    "Of this there can be no doubt: the central theme and unifying message of Jesus's brief three-year ministry was the promise of the Kingdom of God. Practically everything Jesus said or did in the gospels served the function of publicly proclaiming the Kingdom's coming. ... It was what Jesus's followers were told to strive for above all else--"Seek first the King of God, and God's justice, then all these things shall be added unto you ... for only by forsaking everything and everyone for the Kingdom of God would they have any hope of entering it."

    Reza Aslan
    Zealot: The Life and Times of Jesus of Nazareth
    Chapter 10: May Your Kingdom Come, page 116

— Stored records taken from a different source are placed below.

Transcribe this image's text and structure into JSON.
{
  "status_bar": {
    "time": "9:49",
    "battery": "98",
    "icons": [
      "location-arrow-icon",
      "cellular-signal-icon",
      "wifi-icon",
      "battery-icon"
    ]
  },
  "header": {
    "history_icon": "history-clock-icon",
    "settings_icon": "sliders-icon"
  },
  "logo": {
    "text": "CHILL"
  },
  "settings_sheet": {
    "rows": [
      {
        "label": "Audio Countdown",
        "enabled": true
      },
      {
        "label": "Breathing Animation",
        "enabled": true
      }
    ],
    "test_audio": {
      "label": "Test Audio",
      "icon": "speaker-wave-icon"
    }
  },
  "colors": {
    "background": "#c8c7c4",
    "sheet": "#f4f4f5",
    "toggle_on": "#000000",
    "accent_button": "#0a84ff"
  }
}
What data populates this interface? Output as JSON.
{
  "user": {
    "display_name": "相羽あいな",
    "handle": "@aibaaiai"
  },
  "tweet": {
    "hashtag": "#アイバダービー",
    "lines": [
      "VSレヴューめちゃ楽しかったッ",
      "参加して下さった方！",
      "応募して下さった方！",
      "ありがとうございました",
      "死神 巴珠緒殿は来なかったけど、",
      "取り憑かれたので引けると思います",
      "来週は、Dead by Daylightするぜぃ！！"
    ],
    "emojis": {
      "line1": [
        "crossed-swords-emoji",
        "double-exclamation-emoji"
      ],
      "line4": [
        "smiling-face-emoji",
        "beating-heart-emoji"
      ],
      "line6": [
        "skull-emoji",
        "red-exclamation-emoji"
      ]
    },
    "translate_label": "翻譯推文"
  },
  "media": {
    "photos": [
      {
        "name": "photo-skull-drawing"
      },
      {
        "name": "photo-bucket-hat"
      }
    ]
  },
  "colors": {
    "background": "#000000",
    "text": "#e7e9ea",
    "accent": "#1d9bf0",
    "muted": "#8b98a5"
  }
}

    Here he quotes Mark, Matthew, and Luke.

    Davey, you know this is not the message of Paul. Besides, after the death of Jesus and Stephen, the message of the Son of Man and the Kingdom of God/Heaven overtaking the Roman Empire is quite quiet. Supposedly, Paul's "gospel is developed before the failed Jewish Revolt which really squashed Son of Man - Kingdom of God/Heaven talk.